Electronic machines were far less susceptible to failure and jams, being easier and cheaper to maintain than their mechanical predecessors. Manufacturers introduced skill stop buttons at this time that allowed players to control where the reels stopped for maximum winning combinations.

By the late 90’s, slot games had undergone dramatic transformation, becoming mainstays in casinos and other gambling establishments around the globe. Innovations included second screen bonus rounds and progressive jackpots often reaching into millions – becoming an indispensable feature.

Slot games in the 21st century have evolved immensely and now offer an array of themes and bonuses that appeal to a diverse audience.

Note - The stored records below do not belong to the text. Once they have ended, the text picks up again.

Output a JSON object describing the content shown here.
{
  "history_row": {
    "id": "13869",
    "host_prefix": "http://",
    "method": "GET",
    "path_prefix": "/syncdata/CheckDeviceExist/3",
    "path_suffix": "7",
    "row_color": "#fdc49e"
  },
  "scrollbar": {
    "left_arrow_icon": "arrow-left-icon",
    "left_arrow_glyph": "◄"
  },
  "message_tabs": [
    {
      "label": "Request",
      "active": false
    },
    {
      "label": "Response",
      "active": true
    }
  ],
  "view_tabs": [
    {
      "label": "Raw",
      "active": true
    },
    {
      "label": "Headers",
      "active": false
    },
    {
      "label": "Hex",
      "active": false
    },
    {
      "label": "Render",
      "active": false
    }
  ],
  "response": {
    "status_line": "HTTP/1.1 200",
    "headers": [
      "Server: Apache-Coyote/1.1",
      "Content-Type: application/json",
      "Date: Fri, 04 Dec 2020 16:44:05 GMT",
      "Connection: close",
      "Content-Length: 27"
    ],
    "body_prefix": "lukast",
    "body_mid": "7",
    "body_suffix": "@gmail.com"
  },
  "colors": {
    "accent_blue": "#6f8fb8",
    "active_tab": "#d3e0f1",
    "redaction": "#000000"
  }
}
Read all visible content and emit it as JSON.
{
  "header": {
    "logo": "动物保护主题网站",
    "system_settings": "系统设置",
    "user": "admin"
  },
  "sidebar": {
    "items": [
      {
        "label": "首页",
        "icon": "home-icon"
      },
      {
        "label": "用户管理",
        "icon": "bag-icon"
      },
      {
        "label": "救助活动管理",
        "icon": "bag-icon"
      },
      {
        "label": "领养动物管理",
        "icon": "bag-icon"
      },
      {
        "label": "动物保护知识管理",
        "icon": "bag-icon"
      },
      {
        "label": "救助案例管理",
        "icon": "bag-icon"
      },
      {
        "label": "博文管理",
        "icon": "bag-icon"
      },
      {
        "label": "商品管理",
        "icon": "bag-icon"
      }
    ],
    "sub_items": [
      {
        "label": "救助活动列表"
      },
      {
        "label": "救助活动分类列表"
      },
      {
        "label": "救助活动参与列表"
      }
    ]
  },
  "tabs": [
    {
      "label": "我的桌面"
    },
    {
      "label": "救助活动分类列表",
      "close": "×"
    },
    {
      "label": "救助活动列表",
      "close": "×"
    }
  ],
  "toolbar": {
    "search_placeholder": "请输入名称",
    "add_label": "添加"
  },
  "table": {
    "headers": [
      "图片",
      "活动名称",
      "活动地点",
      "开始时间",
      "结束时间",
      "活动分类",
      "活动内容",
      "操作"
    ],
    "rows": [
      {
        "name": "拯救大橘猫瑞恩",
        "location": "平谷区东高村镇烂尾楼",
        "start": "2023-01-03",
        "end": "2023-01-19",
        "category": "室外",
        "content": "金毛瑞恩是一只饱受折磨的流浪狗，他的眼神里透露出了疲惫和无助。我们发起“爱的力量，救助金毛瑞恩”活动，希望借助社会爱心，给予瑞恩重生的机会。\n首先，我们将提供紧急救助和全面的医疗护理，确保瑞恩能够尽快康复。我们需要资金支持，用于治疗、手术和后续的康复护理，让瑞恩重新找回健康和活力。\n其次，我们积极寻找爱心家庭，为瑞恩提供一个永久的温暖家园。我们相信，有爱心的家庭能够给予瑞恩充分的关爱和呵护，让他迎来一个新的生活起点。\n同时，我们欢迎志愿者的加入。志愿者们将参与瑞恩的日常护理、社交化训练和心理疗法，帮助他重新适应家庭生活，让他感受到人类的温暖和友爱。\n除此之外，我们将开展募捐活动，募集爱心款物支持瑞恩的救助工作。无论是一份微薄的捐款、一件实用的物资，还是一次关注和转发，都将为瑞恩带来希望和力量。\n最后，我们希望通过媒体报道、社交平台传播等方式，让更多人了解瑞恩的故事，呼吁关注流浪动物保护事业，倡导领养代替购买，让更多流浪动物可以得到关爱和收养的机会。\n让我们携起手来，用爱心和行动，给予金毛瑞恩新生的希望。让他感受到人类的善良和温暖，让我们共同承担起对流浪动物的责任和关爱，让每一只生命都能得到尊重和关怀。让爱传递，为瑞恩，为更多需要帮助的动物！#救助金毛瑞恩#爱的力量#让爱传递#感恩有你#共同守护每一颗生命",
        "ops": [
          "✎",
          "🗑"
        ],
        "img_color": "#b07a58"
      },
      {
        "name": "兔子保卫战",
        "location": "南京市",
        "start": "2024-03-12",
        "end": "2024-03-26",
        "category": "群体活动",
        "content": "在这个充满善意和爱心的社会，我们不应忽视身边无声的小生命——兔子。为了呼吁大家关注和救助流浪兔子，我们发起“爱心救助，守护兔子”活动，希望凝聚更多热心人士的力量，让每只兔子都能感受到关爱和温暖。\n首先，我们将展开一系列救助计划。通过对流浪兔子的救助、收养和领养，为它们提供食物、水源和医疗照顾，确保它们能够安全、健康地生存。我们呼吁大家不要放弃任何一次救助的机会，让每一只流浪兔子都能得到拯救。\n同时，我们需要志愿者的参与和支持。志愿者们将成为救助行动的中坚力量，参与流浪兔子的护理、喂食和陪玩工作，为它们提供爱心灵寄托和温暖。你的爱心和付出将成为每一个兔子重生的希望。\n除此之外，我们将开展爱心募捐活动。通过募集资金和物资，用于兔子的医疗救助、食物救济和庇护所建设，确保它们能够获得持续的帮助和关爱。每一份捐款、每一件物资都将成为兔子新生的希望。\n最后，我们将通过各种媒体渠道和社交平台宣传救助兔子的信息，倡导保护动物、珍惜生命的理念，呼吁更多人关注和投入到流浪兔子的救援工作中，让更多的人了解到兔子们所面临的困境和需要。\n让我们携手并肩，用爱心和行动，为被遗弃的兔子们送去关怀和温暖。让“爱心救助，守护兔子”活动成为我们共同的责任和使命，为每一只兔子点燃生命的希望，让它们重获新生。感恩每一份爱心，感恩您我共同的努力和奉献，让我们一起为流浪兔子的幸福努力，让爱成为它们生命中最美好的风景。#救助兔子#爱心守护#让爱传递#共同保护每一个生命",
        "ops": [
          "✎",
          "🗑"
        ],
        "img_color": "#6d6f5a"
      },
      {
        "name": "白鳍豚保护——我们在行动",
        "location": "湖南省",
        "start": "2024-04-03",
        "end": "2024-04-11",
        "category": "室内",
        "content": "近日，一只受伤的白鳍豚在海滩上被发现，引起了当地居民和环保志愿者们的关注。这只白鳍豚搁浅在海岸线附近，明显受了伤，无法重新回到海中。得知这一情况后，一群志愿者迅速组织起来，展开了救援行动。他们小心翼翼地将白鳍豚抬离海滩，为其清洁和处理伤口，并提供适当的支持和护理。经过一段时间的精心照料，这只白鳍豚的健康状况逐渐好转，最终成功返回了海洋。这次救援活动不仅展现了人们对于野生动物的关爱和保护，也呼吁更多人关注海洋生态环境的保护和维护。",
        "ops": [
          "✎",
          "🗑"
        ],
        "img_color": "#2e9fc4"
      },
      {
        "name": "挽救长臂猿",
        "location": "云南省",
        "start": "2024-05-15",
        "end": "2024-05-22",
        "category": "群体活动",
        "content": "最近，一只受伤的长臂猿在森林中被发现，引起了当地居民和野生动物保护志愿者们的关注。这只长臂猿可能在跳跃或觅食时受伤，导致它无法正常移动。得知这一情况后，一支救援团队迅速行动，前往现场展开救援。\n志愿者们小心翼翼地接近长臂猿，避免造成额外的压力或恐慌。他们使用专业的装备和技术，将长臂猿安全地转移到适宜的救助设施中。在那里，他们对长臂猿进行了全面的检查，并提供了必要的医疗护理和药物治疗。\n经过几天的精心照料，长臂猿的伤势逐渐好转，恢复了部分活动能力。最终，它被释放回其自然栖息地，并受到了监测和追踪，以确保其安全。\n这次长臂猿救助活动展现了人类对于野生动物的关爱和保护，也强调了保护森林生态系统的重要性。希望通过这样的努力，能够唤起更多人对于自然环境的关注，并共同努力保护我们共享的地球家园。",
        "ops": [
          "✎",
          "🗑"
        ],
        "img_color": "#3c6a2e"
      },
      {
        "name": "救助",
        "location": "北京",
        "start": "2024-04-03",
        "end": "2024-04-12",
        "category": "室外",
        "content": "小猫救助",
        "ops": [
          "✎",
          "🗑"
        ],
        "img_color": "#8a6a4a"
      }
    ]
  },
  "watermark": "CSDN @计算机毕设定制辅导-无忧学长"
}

Even pop culture references can attract younger gamers – as has Internet technology made online slots increasingly accessible for people who wish to experience the thrills of spinning reels without traveling physically to a casino.

The Mobile Slot

From mechanical slot machines of yesteryear to the sleek, digital ones of today, slot games remain popular with gamblers. In 2016, New Zealanders spent 880 million New Zealand dollars playing slots alone while Brits and Aussies combined spent over 3.5 billion pounds and 60 billion Australian dollars combined on them!

In 1963, Bally introduced their Money Honey machine featuring a bottomless coin hopper capable of holding 500 coins and permitting players to bet multiple coins per spin for increased payout potential. Additionally, this machine featured electromechanical sensors which greatly decreased human influence in results production.

The 1990s witnessed the advent of online casinos, providing gamblers with the option of gambling without leaving home – meaning they could log onto an online site and play slot games from any computer in their own homes! This revolutionized how we played slot machines, leading to online slot games becoming even more renowned than their mechanical predecessors.

As technology progresses, slot machines’ future is looking bright. VR and AR promises immersive new levels of gaming while changing demographics may lead to the introduction of skill-based elements alongside traditional luck-based gameplay.